Bitcoin prices shot up 15% Tuesday and briefly rose above the $5,000 level for the first time since November. But good luck finding a reason to explain the sudden spike.

Nigel Green, founder and chief executive of deVere Group, simply said in a report that “there is a growing sense that Bitcoin is back.”

Green added that “this dramatic jump is likely to attract many investors who have been sitting on the sidelines,” including big institutions.

Wild swings for bitcoin are the norm. So this shouldn’t be all that surprising, argued Naeem Aslam, chief market analyst with TF Global Markets (UK) Ltd, in a report.

“Bitcoin is a kind of a beast which has the ability to score more than 20% gain on a daily basis and we have seen this kind of rally towards the end of 2017 before the price crashed,” Aslam wrote.

He added that the big bitcoin spike “is going to attract many investors who have been sitting on the sideline and waiting for this moment.”

Reason for the bitcoin price surge is a ‘mystery’

Lukman Otunuga, research analyst at currency brokerage FXTM, agreed. He said in a research note “sudden and explosive swings are nothing new in the world of cryptocurrency” but “the reason behind bitcoin’s aggressive jump remains a mystery.”

Still, Otunuga conceded that the “bulls could be back in town.”

In other words, bitcoin is higher simply because people are buying bitcoin.
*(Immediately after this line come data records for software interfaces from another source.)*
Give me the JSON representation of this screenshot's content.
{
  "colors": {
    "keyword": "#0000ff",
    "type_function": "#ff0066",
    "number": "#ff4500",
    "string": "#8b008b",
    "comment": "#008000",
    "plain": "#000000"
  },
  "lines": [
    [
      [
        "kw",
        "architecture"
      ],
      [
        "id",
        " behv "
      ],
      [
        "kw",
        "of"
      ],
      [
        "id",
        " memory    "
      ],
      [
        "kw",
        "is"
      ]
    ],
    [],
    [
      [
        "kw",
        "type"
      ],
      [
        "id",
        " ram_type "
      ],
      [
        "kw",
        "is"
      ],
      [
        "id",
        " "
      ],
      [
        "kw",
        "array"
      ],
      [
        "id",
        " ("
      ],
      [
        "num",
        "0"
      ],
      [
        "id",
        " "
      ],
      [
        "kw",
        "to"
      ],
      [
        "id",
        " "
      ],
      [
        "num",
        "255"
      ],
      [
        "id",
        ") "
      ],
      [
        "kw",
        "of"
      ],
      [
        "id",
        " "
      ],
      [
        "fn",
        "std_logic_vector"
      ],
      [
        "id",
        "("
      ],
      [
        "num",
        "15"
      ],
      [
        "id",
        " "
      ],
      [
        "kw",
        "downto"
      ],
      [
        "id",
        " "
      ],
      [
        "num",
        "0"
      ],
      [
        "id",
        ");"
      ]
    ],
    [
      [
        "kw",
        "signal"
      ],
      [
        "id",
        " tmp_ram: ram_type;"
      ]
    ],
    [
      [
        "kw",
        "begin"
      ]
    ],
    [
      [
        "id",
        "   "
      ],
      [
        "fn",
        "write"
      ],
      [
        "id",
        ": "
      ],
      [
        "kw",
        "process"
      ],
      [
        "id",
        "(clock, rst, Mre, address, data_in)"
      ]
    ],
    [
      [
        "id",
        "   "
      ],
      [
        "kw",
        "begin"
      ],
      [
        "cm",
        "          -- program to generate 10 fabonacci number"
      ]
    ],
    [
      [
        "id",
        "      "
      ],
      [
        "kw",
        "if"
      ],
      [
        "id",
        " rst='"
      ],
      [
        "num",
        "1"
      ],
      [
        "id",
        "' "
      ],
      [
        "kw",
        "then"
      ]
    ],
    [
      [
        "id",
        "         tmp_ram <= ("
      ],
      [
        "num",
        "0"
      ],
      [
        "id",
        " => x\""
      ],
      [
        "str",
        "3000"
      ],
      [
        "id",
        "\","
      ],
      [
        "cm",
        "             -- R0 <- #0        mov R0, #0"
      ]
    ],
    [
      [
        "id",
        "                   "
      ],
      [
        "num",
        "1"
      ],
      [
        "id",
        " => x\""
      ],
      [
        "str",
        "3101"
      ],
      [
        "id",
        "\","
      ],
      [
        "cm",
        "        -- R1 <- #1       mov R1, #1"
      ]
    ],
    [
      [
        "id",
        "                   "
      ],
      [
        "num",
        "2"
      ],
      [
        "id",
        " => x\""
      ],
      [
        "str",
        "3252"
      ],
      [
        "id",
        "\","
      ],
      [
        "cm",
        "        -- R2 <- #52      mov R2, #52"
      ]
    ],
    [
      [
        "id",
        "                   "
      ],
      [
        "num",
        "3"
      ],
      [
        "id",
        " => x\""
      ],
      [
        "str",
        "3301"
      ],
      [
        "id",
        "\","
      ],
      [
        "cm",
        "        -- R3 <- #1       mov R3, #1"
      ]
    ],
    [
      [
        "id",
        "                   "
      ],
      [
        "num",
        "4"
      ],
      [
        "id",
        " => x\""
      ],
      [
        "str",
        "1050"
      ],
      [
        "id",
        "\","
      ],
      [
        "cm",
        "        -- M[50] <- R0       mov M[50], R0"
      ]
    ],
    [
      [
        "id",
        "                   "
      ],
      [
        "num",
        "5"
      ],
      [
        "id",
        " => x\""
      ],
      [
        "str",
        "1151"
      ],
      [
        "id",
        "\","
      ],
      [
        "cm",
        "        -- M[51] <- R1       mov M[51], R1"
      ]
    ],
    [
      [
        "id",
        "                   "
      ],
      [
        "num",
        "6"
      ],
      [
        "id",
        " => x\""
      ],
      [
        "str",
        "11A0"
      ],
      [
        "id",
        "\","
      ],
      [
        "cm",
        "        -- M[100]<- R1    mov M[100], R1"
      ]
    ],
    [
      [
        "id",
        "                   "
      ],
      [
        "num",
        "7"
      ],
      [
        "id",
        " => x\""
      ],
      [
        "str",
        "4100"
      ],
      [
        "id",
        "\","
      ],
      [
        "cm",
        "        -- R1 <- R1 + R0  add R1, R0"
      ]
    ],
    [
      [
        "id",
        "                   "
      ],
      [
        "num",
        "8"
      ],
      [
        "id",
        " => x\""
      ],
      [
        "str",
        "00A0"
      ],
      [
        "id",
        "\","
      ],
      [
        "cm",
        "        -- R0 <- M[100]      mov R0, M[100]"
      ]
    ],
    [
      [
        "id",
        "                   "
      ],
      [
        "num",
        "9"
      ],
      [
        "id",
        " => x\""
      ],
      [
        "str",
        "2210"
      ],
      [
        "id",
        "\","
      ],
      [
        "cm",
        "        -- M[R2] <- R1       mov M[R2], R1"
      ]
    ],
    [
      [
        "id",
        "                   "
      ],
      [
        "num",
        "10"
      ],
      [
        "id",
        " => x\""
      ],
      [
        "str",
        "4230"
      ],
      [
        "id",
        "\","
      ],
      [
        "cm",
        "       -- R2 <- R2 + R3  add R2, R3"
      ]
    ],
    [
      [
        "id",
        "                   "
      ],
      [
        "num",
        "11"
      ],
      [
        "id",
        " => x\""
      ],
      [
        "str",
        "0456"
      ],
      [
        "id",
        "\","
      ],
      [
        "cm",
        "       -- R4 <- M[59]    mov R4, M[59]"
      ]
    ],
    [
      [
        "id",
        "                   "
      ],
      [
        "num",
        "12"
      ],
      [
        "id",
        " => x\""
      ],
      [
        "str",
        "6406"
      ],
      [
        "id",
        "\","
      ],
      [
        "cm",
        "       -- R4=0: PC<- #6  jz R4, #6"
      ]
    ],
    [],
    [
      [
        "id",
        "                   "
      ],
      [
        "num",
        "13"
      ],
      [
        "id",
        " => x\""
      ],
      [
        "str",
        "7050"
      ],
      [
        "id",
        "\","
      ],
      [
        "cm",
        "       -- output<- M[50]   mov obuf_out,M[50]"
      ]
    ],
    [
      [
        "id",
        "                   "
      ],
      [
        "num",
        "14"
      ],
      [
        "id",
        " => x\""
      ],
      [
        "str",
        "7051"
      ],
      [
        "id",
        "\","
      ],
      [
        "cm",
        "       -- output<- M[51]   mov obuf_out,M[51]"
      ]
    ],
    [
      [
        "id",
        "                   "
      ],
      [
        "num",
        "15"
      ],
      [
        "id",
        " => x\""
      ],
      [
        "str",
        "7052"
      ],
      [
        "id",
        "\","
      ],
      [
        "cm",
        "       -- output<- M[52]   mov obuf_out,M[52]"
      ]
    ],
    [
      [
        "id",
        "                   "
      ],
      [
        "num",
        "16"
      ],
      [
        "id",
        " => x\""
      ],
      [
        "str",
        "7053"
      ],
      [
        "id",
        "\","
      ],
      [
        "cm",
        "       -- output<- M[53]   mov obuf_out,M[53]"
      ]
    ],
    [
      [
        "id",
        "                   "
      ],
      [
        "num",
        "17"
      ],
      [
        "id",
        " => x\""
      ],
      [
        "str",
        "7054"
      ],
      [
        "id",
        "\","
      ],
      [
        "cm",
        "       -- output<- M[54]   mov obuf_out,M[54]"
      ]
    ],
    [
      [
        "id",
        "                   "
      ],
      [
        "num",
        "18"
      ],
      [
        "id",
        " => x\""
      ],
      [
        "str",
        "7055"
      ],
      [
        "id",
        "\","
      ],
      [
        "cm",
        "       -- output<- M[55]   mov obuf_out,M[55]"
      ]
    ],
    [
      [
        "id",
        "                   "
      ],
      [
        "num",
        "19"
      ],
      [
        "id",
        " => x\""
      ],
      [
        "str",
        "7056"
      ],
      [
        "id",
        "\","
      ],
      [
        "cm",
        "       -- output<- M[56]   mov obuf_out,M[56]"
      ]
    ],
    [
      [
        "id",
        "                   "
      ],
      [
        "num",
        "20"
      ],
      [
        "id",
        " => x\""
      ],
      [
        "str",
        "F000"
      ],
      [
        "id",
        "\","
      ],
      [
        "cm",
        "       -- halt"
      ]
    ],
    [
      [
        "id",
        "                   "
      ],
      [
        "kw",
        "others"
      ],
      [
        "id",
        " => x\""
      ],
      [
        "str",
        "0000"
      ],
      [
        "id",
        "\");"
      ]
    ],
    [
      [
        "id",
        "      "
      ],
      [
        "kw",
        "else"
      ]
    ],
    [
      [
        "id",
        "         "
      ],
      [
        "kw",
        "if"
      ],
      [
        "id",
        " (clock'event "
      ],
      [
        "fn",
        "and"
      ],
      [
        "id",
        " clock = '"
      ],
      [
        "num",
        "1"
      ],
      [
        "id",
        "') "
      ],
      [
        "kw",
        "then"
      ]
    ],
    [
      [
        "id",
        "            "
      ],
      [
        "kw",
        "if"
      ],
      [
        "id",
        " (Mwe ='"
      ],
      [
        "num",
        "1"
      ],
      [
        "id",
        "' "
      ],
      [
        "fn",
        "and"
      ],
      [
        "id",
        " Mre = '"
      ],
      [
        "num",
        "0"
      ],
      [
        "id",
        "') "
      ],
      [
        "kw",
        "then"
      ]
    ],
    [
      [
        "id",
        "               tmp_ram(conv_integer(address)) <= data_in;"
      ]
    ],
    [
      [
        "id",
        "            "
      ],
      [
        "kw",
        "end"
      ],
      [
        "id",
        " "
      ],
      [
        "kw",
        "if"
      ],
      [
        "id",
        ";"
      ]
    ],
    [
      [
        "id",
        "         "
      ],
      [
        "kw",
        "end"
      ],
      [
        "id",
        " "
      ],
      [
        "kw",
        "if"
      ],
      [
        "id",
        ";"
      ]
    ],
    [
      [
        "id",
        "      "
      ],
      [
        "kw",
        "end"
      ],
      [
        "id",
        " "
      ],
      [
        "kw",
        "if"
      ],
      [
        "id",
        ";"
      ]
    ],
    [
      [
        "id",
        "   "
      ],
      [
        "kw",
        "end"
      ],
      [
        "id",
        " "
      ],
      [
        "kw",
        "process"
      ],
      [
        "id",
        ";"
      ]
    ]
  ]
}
It’s a classic case of momentum investing on steroids and there might not be any real fundamental rhyme or reason to justify the spike.

Bitcoin has always been a favorite plaything for traders looking to cash in on sudden moves. This recent rally may be nothing more than that.

David Spika, president of GuideStone Capital Management, said in an interview with CNN Business Tuesday that the rally in bitcoin is likely another example of “a rebound in risk.”

Stocks surged in the first quarter — despite worries about the fact that earnings are expected to decline in the first quarter and that bond yields are falling on concerns about a slowdown in global economic growth.

“This is another sign of exuberance. It’s not justified,” Spika said.

Nonetheless, there is no denying that bitcoin is once again having a moment. Bitcoin is now up about 25% this year and more than 60% from a recent low of around $3,100 in December.

Bitcoin evangelists swear that more consumers will use it and other forms of digital currencies such as litecoin, ethereum and XRP/ripple to buy things.

And more online retailers, such as Overstock, Shopify and Newegg, are accepting bitcoin and other cryptocurrencies as a form of payment.

Wall Street is starting to recognize bitcoin as well.

Mutual fund giant Fidelity established a trading platform for bitcoin and other cryptocurrencies late last year.

But the cryptocurrency still has a long way to go before it’s anywhere close to its all-time high though. Prices peaked near $20,000 in late 2017.